──────── Source information ────────
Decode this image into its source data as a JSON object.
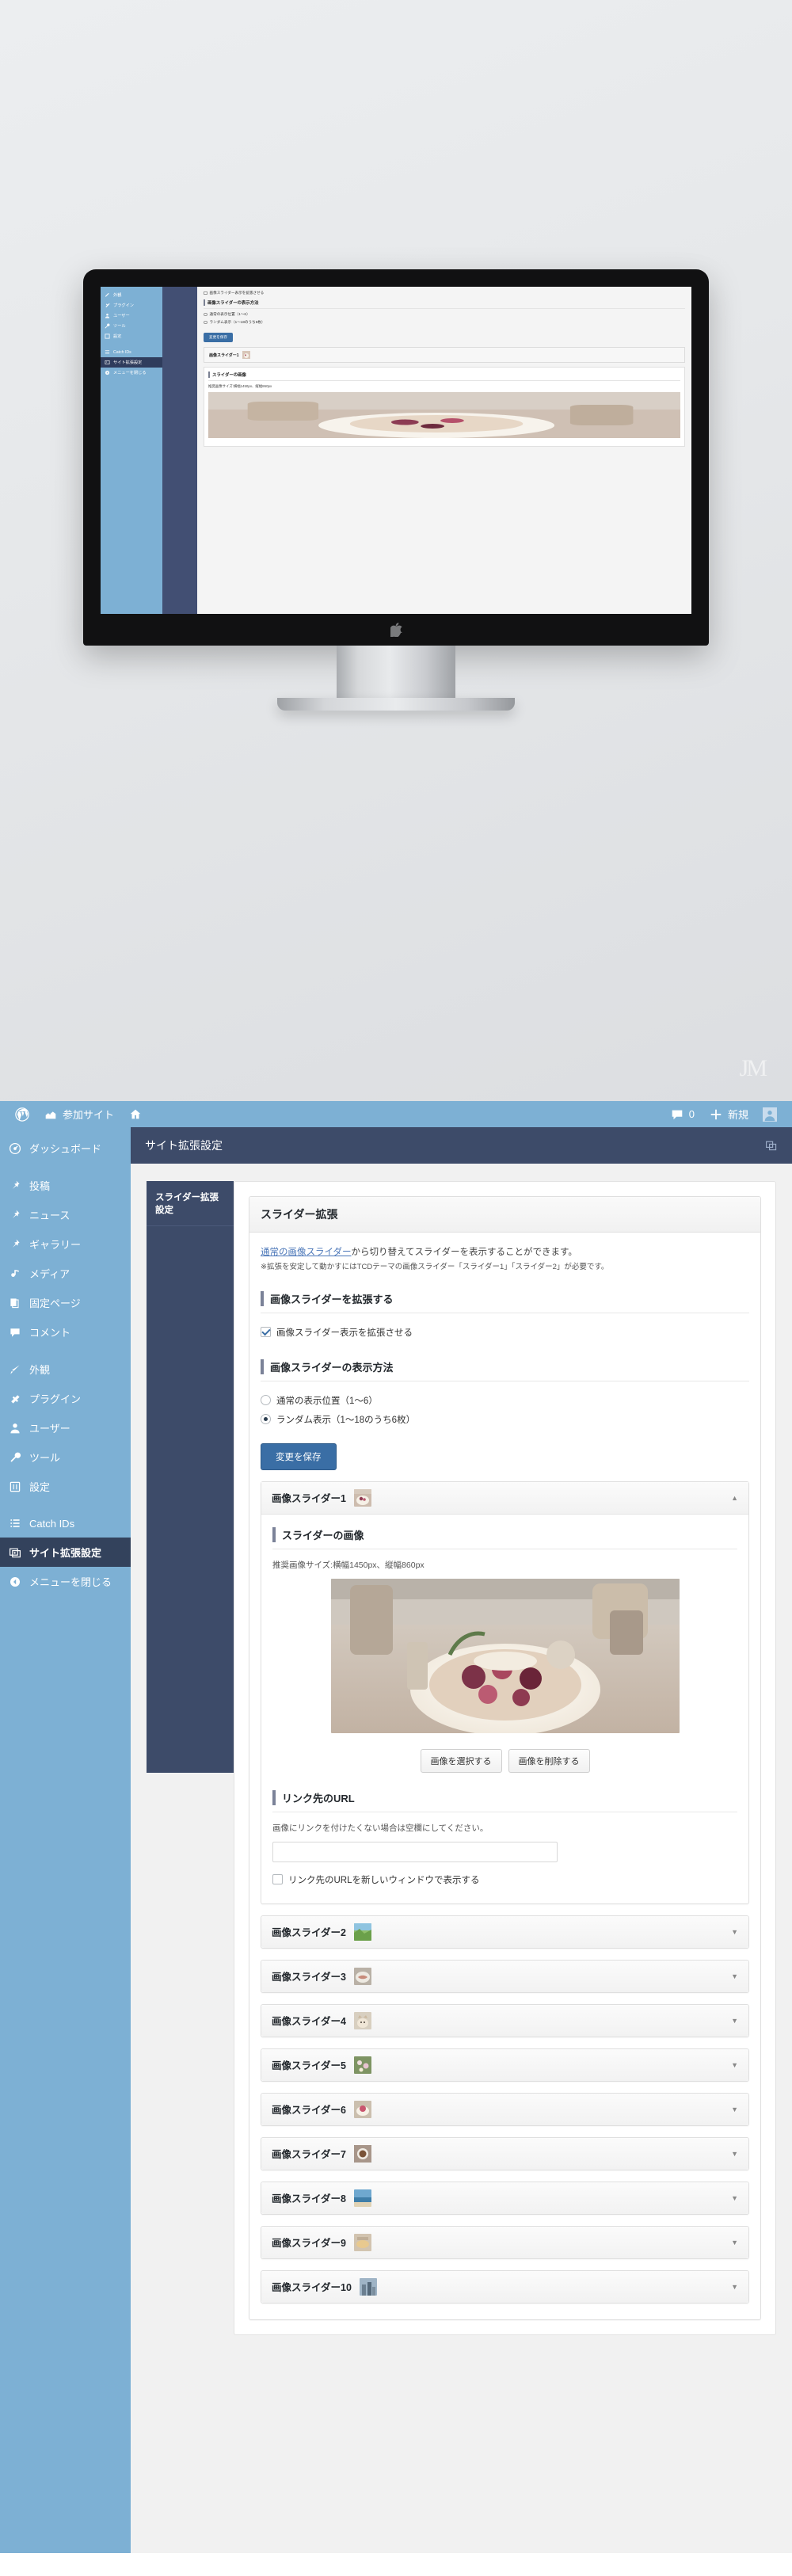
{
  "hero": {
    "watermark": "JM",
    "device": "imac-desktop-computer",
    "mini": {
      "menu": [
        {
          "label": "外観",
          "icon": "appearance-icon"
        },
        {
          "label": "プラグイン",
          "icon": "plugins-icon"
        },
        {
          "label": "ユーザー",
          "icon": "users-icon"
        },
        {
          "label": "ツール",
          "icon": "tools-icon"
        },
        {
          "label": "設定",
          "icon": "settings-icon"
        },
        {
          "label": "Catch IDs",
          "icon": "list-icon"
        },
        {
          "label": "サイト拡張設定",
          "icon": "site-extension-icon"
        },
        {
          "label": "メニューを閉じる",
          "icon": "collapse-icon"
        }
      ],
      "checkbox_label": "画像スライダー表示を拡張させる",
      "section_title": "画像スライダーの表示方法",
      "radio1": "通常の表示位置（1〜6）",
      "radio2": "ランダム表示（1〜18のうち6枚）",
      "save_label": "変更を保存",
      "accordion_label": "画像スライダー1",
      "image_section_title": "スライダーの画像",
      "recommended": "推奨画像サイズ:横幅1450px、縦幅860px"
    }
  },
  "adminbar": {
    "wp_logo": "wordpress-logo-icon",
    "my_sites_label": "参加サイト",
    "my_sites_icon": "sites-icon",
    "site_home_icon": "home-icon",
    "comments_icon": "comment-bubble-icon",
    "comments_count": "0",
    "new_icon": "plus-icon",
    "new_label": "新規",
    "account_icon": "avatar-icon"
  },
  "sidebar": {
    "items": [
      {
        "label": "ダッシュボード",
        "icon": "dashboard-icon",
        "current": false,
        "gap_after": true
      },
      {
        "label": "投稿",
        "icon": "pin-icon",
        "current": false
      },
      {
        "label": "ニュース",
        "icon": "pin-icon",
        "current": false
      },
      {
        "label": "ギャラリー",
        "icon": "pin-icon",
        "current": false
      },
      {
        "label": "メディア",
        "icon": "media-icon",
        "current": false
      },
      {
        "label": "固定ページ",
        "icon": "pages-icon",
        "current": false
      },
      {
        "label": "コメント",
        "icon": "comment-bubble-icon",
        "current": false,
        "gap_after": true
      },
      {
        "label": "外観",
        "icon": "appearance-brush-icon",
        "current": false
      },
      {
        "label": "プラグイン",
        "icon": "plugin-icon",
        "current": false
      },
      {
        "label": "ユーザー",
        "icon": "user-icon",
        "current": false
      },
      {
        "label": "ツール",
        "icon": "wrench-icon",
        "current": false
      },
      {
        "label": "設定",
        "icon": "settings-sliders-icon",
        "current": false,
        "gap_after": true
      },
      {
        "label": "Catch IDs",
        "icon": "list-icon",
        "current": false
      },
      {
        "label": "サイト拡張設定",
        "icon": "site-extension-icon",
        "current": true
      },
      {
        "label": "メニューを閉じる",
        "icon": "collapse-arrow-icon",
        "current": false
      }
    ]
  },
  "screen": {
    "title": "サイト拡張設定",
    "help_icon": "screen-options-icon"
  },
  "subnav": {
    "items": [
      {
        "label": "スライダー拡張設定",
        "active": true
      }
    ]
  },
  "panel": {
    "title": "スライダー拡張",
    "desc_link": "通常の画像スライダー",
    "desc_rest": "から切り替えてスライダーを表示することができます。",
    "desc_note": "※拡張を安定して動かすにはTCDテーマの画像スライダー「スライダー1」「スライダー2」が必要です。"
  },
  "sections": {
    "extend": {
      "title": "画像スライダーを拡張する",
      "checkbox_label": "画像スライダー表示を拡張させる",
      "checked": true
    },
    "display_method": {
      "title": "画像スライダーの表示方法",
      "options": [
        {
          "label": "通常の表示位置（1〜6）",
          "selected": false
        },
        {
          "label": "ランダム表示（1〜18のうち6枚）",
          "selected": true
        }
      ]
    },
    "save_button": "変更を保存"
  },
  "slider_open": {
    "header_label": "画像スライダー1",
    "thumb": "food-bowl-thumbnail",
    "arrow": "chevron-up-icon",
    "image_section": {
      "title": "スライダーの画像",
      "recommended": "推奨画像サイズ:横幅1450px、縦幅860px",
      "preview_alt": "acai-bowl-photo-preview",
      "select_button": "画像を選択する",
      "delete_button": "画像を削除する"
    },
    "link_section": {
      "title": "リンク先のURL",
      "hint": "画像にリンクを付けたくない場合は空欄にしてください。",
      "input_value": "",
      "input_placeholder": "",
      "checkbox_label": "リンク先のURLを新しいウィンドウで表示する",
      "checked": false
    }
  },
  "slider_rows": [
    {
      "label": "画像スライダー2",
      "thumb": "landscape-green-thumbnail",
      "arrow": "chevron-down-icon"
    },
    {
      "label": "画像スライダー3",
      "thumb": "seafood-plate-thumbnail",
      "arrow": "chevron-down-icon"
    },
    {
      "label": "画像スライダー4",
      "thumb": "cat-thumbnail",
      "arrow": "chevron-down-icon"
    },
    {
      "label": "画像スライダー5",
      "thumb": "flowers-thumbnail",
      "arrow": "chevron-down-icon"
    },
    {
      "label": "画像スライダー6",
      "thumb": "dessert-thumbnail",
      "arrow": "chevron-down-icon"
    },
    {
      "label": "画像スライダー7",
      "thumb": "coffee-thumbnail",
      "arrow": "chevron-down-icon"
    },
    {
      "label": "画像スライダー8",
      "thumb": "beach-thumbnail",
      "arrow": "chevron-down-icon"
    },
    {
      "label": "画像スライダー9",
      "thumb": "pastry-thumbnail",
      "arrow": "chevron-down-icon"
    },
    {
      "label": "画像スライダー10",
      "thumb": "city-thumbnail",
      "arrow": "chevron-down-icon"
    }
  ],
  "colors": {
    "admin_blue": "#7db0d4",
    "menu_current": "#33425c",
    "screen_title_bg": "#3d4b69",
    "primary_button": "#3a6ea5",
    "link": "#4a76b8"
  }
}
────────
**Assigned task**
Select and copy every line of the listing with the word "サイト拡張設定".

**Response to the task**
          "label": "サイト拡張設定",
        "label": "サイト拡張設定",
    "title": "サイト拡張設定",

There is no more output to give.